Experts debate the value of new PCI guidance for how businesses should use penetration testing to identify network vulnerabilities that could be exploited for malicious activity. Does the new advice go far enough?
DDoS attackers have been targeting the popular code-sharing website GitHub. Security experts say the massive attacks appear to have originated from China and been designed to disrupt access to GitHub-hosted anti-censorship tools.
Psychologically speaking, nothing beats the power of a well-timed deadline. And love it or hate it, Google's 90-day "Project Zero" deadline for fixing flaws - before they get publicly disclosed - has rewritten bug-patching rules.
As data breaches continue to multiply, employers must not overlook how intrusions could lead to the theft of employees' identities, paving the way for fraud, says ID theft expert Johnny May. He will keynote the March 24 Fraud Summit Atlanta.
Web.com won't confirm or deny that its Register.com subsidiary, which manages more than 2 million domain names, has been breached. But a news report claims the FBI is investigating a year-old intrusion.
When Todd Davis helped found LifeLock in 2005, ID fraud was a niche consumer issue. Today it's a major enterprise risk. What are today's top fraud threats, and where are some of the surprising security gaps?
Microsoft has revoked a fraudulent SSL digital certificate issued in the name of its Finnish Windows Live service. But security experts warn that some software may "trust" the certificate for years, so it could be exploited in phishing campaigns.
Experts analyze a news report that the investigation into the hack attack against JPMorgan Chase could result in criminal charges being filed in the "coming months" because investigators believe at least some suspects can be extradited.
More hackers are holding data for ransom, demanding everything from bitcoins to the shutdown of nuclear reactors, under the threat of leaking sensitive information. But it's not clear how many such attacks generate revenue for attackers.

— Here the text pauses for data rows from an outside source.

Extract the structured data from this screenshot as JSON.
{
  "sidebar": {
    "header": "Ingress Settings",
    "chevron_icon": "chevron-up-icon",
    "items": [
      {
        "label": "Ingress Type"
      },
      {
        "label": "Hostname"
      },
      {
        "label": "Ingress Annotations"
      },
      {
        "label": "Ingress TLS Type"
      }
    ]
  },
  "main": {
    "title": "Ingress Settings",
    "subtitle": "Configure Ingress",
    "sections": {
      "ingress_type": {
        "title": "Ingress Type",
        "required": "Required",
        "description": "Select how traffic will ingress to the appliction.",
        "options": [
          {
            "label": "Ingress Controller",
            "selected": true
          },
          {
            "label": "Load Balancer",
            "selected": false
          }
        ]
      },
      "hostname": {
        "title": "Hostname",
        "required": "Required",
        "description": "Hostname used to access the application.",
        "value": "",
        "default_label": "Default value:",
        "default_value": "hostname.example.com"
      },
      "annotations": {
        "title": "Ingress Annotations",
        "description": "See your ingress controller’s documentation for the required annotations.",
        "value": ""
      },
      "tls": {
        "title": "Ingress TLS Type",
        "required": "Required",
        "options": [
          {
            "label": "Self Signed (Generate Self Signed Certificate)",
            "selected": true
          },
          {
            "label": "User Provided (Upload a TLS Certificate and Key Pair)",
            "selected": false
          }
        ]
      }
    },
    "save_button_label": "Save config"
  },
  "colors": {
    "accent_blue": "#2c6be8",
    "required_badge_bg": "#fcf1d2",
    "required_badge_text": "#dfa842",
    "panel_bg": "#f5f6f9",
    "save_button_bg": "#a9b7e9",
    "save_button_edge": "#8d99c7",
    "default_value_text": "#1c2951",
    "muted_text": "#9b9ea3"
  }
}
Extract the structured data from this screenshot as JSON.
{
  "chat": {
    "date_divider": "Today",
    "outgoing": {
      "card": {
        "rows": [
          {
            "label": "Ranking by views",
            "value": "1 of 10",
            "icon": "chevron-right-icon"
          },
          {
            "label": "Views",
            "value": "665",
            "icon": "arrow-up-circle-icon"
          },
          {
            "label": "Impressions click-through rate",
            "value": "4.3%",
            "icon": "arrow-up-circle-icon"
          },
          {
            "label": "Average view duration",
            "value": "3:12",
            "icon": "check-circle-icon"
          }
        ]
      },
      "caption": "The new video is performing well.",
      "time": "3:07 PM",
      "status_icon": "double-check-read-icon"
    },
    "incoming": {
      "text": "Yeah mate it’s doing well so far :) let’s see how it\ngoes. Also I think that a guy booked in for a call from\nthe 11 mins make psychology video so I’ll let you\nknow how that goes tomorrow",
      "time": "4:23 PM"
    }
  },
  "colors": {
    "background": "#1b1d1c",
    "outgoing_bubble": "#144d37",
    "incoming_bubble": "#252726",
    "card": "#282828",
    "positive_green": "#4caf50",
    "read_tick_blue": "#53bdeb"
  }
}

Ransomware attacks are getting more agile, varied and widespread, and are increasingly taking aim at businesses of all sizes in all sectors, rather than consumers. That's why employee education is so critical.